(Beginning of Source records)

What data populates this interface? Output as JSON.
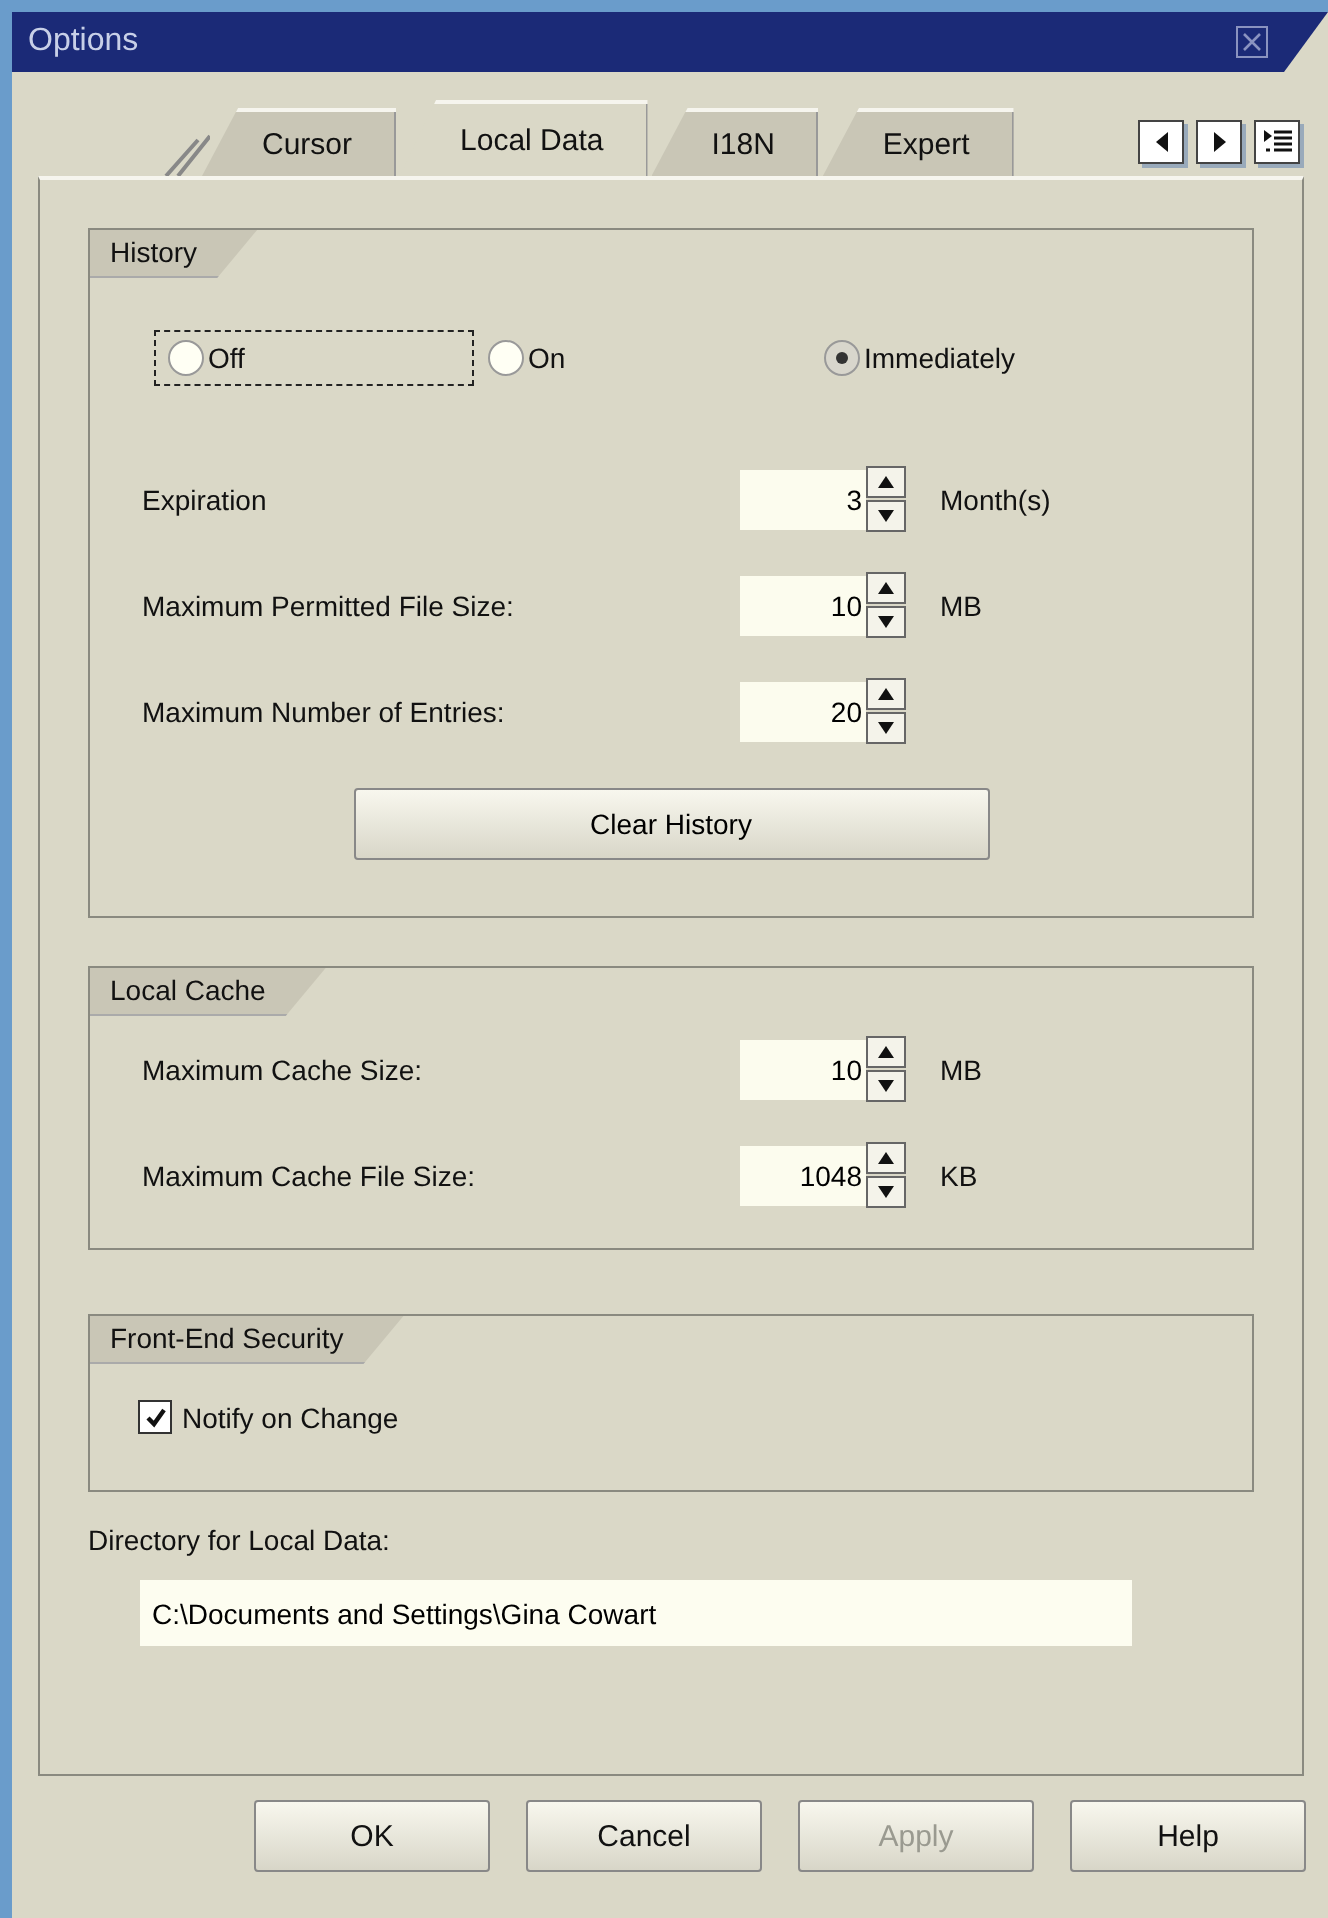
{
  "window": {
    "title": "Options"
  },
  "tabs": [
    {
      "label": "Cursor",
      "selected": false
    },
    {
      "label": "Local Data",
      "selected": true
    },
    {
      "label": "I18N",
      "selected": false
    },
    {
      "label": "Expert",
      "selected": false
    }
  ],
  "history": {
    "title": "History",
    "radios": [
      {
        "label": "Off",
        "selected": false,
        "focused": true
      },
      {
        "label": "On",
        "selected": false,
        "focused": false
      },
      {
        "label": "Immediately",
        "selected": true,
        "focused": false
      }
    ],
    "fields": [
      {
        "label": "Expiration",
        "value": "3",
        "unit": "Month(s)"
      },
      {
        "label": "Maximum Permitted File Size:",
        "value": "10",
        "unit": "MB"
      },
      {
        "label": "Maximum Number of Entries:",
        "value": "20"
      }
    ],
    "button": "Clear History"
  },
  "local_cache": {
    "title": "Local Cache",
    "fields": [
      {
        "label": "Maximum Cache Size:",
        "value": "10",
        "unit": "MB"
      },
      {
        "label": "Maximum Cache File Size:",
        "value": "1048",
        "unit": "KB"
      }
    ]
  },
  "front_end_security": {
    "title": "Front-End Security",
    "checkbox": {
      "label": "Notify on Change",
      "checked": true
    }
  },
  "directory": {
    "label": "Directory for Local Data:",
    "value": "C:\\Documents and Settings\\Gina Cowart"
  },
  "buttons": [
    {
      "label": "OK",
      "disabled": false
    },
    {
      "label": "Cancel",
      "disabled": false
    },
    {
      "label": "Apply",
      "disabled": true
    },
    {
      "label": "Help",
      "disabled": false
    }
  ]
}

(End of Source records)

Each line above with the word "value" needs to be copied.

        "value": "3",
        "value": "10",
        "value": "20"
        "value": "10",
        "value": "1048",
    "value": "C:\\Documents and Settings\\Gina Cowart"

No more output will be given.